Dataset rows describing interfaces
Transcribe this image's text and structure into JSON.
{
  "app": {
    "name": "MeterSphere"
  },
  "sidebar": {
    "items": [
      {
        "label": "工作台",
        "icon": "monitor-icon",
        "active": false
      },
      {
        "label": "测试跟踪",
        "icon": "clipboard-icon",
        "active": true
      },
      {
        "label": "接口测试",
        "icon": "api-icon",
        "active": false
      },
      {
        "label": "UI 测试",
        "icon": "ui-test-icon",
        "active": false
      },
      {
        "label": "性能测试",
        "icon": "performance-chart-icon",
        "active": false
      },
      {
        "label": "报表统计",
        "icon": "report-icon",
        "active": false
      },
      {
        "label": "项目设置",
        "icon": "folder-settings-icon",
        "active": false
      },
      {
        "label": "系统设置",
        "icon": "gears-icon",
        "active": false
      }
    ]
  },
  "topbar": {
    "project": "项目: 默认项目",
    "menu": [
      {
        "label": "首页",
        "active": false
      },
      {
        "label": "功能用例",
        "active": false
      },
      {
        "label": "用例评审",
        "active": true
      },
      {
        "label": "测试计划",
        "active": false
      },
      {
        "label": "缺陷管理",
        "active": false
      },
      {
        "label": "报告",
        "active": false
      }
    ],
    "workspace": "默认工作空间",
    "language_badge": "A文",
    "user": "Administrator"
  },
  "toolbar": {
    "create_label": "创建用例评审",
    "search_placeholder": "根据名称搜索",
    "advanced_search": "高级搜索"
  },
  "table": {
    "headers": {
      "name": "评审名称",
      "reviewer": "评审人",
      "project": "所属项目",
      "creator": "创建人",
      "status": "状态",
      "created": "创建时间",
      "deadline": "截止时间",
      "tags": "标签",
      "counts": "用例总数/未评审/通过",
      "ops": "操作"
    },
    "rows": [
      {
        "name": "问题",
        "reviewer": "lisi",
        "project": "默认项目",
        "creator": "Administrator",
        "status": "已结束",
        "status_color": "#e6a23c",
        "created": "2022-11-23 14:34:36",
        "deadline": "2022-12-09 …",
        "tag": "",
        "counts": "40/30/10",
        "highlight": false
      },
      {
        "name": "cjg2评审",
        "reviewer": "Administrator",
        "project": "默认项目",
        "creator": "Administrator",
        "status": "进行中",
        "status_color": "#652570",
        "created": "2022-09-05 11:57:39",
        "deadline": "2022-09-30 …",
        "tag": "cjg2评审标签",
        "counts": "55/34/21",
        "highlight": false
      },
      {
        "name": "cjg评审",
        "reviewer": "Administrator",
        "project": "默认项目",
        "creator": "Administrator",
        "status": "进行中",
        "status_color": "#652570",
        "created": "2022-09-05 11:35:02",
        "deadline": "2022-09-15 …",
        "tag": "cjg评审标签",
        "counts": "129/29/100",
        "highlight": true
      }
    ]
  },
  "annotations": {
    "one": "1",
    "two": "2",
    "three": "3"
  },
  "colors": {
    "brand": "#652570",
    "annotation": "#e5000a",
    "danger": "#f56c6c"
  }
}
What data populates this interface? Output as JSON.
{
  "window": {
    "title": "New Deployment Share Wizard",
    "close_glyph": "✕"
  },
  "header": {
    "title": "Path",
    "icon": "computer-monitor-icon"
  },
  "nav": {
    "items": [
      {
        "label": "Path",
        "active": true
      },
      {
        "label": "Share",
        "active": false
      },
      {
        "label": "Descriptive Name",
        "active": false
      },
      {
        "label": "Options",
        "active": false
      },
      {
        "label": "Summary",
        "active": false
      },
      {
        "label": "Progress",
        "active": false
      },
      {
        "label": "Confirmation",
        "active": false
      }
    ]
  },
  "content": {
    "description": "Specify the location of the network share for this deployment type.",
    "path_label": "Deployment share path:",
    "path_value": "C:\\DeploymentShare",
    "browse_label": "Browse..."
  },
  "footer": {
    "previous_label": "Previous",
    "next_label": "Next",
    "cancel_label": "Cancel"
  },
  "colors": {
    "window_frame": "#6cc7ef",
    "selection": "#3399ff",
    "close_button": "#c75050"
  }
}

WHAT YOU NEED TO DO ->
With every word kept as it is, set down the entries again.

TASK ANSWER ->
Transcribe this image's text and structure into JSON.
{
  "app": {
    "name": "MeterSphere"
  },
  "sidebar": {
    "items": [
      {
        "label": "工作台",
        "icon": "monitor-icon",
        "active": false
      },
      {
        "label": "测试跟踪",
        "icon": "clipboard-icon",
        "active": true
      },
      {
        "label": "接口测试",
        "icon": "api-icon",
        "active": false
      },
      {
        "label": "UI 测试",
        "icon": "ui-test-icon",
        "active": false
      },
      {
        "label": "性能测试",
        "icon": "performance-chart-icon",
        "active": false
      },
      {
        "label": "报表统计",
        "icon": "report-icon",
        "active": false
      },
      {
        "label": "项目设置",
        "icon": "folder-settings-icon",
        "active": false
      },
      {
        "label": "系统设置",
        "icon": "gears-icon",
        "active": false
      }
    ]
  },
  "topbar": {
    "project": "项目: 默认项目",
    "menu": [
      {
        "label": "首页",
        "active": false
      },
      {
        "label": "功能用例",
        "active": false
      },
      {
        "label": "用例评审",
        "active": true
      },
      {
        "label": "测试计划",
        "active": false
      },
      {
        "label": "缺陷管理",
        "active": false
      },
      {
        "label": "报告",
        "active": false
      }
    ],
    "workspace": "默认工作空间",
    "language_badge": "A文",
    "user": "Administrator"
  },
  "toolbar": {
    "create_label": "创建用例评审",
    "search_placeholder": "根据名称搜索",
    "advanced_search": "高级搜索"
  },
  "table": {
    "headers": {
      "name": "评审名称",
      "reviewer": "评审人",
      "project": "所属项目",
      "creator": "创建人",
      "status": "状态",
      "created": "创建时间",
      "deadline": "截止时间",
      "tags": "标签",
      "counts": "用例总数/未评审/通过",
      "ops": "操作"
    },
    "rows": [
      {
        "name": "问题",
        "reviewer": "lisi",
        "project": "默认项目",
        "creator": "Administrator",
        "status": "已结束",
        "status_color": "#e6a23c",
        "created": "2022-11-23 14:34:36",
        "deadline": "2022-12-09 …",
        "tag": "",
        "counts": "40/30/10",
        "highlight": false
      },
      {
        "name": "cjg2评审",
        "reviewer": "Administrator",
        "project": "默认项目",
        "creator": "Administrator",
        "status": "进行中",
        "status_color": "#652570",
        "created": "2022-09-05 11:57:39",
        "deadline": "2022-09-30 …",
        "tag": "cjg2评审标签",
        "counts": "55/34/21",
        "highlight": false
      },
      {
        "name": "cjg评审",
        "reviewer": "Administrator",
        "project": "默认项目",
        "creator": "Administrator",
        "status": "进行中",
        "status_color": "#652570",
        "created": "2022-09-05 11:35:02",
        "deadline": "2022-09-15 …",
        "tag": "cjg评审标签",
        "counts": "129/29/100",
        "highlight": true
      }
    ]
  },
  "annotations": {
    "one": "1",
    "two": "2",
    "three": "3"
  },
  "colors": {
    "brand": "#652570",
    "annotation": "#e5000a",
    "danger": "#f56c6c"
  }
}
What data populates this interface? Output as JSON.
{
  "window": {
    "title": "New Deployment Share Wizard",
    "close_glyph": "✕"
  },
  "header": {
    "title": "Path",
    "icon": "computer-monitor-icon"
  },
  "nav": {
    "items": [
      {
        "label": "Path",
        "active": true
      },
      {
        "label": "Share",
        "active": false
      },
      {
        "label": "Descriptive Name",
        "active": false
      },
      {
        "label": "Options",
        "active": false
      },
      {
        "label": "Summary",
        "active": false
      },
      {
        "label": "Progress",
        "active": false
      },
      {
        "label": "Confirmation",
        "active": false
      }
    ]
  },
  "content": {
    "description": "Specify the location of the network share for this deployment type.",
    "path_label": "Deployment share path:",
    "path_value": "C:\\DeploymentShare",
    "browse_label": "Browse..."
  },
  "footer": {
    "previous_label": "Previous",
    "next_label": "Next",
    "cancel_label": "Cancel"
  },
  "colors": {
    "window_frame": "#6cc7ef",
    "selection": "#3399ff",
    "close_button": "#c75050"
  }
}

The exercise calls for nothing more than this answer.